Uzziah was wroth, and would not part with the censer out of his
hand. He took it ill to be checked, and would not bear interference.
Nitimur in vetitum--We are prone to do what is
II. His punishment was an incurable leprosy, which rose up in his
forehead while he was contending with the priests. If he had submitted
to the priests' admonition, acknowledged his error, and gone back, all
would have been well; but when he was wroth with the priests,
and fell foul upon them, then God was wroth with him and smote him with
a plague of leprosy. Josephus says that he threatened the priests with
death if they opposed him, and that then the earth shook, the roof of
the temple opened, and through the cleft a beam of the sun darted
directly upon the king's face, wherein immediately the leprosy
appeared. And some conjecture that that was the earthquake in the days
of Uzziah which we read of
Now this sudden stroke,
1. Ended the controversy between him and the priests; for, when the
leprosy appeared, they were emboldened to thrust him out of the temple;
nay, he himself hasted to go out, because the Lord had smitten
him with a disease which was in a particular manner a token of his
displeasure, and which he knew secluded him from common converse with
men, much more from the altar of God. He would not be convinced by what
the priests said, but God took an effectual course to convince him. If
presumptuous men will not be made to see their error by the judgments
of God's mouth, they shall be made to see it by the judgments of his
hand. It evinced some religious fear of God in the heart of this king,
even in the midst of his transgression, that, as soon as he found God
was angry with him, he not only let fall his attempt, but retired with
the utmost precipitation. Though he strove with the priests, he would
not strive with his Maker.
2. It remained a lasting punishment of his transgression; for he
continued a leper to the day of his death, shut up in
confinement, and shut out from society, and forced to leave it to his
son to manage all his business,
2 Chronicles 26:21.
Thus God gave an instance of his resisting the proud and of his
jealousy for the purity and honour of his own institutions; thus he
gave fair warning even to great and good men to know and keep their
distance, and not to intrude into those things which they have not
seen; and thus he gave Uzziah a loud and constant call to repentance,
and a long space to repent, which we have reason to hope he improved.
He had been a man of much business in the world; but being taken off
from that, and confined to a separate house, he had leisure to
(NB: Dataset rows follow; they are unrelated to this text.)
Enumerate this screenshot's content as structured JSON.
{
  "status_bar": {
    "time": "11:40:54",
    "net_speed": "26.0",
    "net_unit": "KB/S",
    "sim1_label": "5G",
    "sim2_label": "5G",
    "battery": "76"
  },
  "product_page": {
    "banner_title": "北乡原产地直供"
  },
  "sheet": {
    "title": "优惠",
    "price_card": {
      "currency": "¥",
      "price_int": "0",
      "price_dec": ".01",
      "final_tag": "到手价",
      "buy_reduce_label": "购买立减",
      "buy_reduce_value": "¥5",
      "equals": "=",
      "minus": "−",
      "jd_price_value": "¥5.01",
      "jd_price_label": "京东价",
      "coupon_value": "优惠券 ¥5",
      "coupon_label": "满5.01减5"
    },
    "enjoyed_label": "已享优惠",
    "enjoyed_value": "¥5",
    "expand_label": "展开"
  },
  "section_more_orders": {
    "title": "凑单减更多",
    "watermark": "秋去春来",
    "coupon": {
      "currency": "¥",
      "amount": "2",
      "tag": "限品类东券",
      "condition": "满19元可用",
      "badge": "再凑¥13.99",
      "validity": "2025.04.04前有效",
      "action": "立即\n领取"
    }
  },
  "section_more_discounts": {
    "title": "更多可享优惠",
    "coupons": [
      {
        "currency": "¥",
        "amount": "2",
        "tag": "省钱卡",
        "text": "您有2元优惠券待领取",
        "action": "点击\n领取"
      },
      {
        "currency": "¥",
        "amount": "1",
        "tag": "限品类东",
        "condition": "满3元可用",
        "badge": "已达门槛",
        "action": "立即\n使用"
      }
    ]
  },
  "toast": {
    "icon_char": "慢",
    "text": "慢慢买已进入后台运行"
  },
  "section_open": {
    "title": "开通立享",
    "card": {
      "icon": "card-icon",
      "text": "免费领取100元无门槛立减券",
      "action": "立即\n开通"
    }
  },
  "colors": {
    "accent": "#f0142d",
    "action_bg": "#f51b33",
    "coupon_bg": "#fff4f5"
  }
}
think of another world and prepare for it. By this judgment upon the
king God intended to possess the people with a great veneration for the
temple, the priesthood, and other sacred things, which they had been
apt to think meanly of. While the king was a leper, he was as good as
dead, dead while he lived, and buried alive; and so the law was, in
effect, answered, that the stranger who cometh nigh shall be put to
death. The disgrace survived him; for, when he was dead, they would not
bury him in the sepulchres of the kings because he was a leper,
which stained all his other glory.
3. It was a punishment that answered the sin as face does face in a
(1.) Pride was at the bottom of his transgression, and thus God humbled
him and put dishonour upon him.
(2.) He invaded the office of the priests in contempt of them, and God
struck him with a disease which in a particular manner made him subject
to the inspection and sentence of the priests; for to them pertained
the judgment of the leprosy,
(3.) He thrust himself into the temple of God, whither the priests only
had admission, and for that was thrust out of the very courts of the
temple, into which the meanest of his subjects that was ceremonially
clean had free access.
(4.) He confronted the priests that faced him and opposed his
presumption, and for that the leprosy rose in his forehead,
which, in Miriam's case, is compared to her father's spitting in her
(5.) He invaded the dignity of the priesthood, which he had no right
to, and for that he was deprived even of his royal dignity, which he
had a right to. Those that covet forbidden honours forfeit allowed
ones. Adam, by catching at the tree of knowledge of which he might not
eat, debarred himself from the tree of life, of which he might have
eaten. Let all that read it say, The Lord is righteous.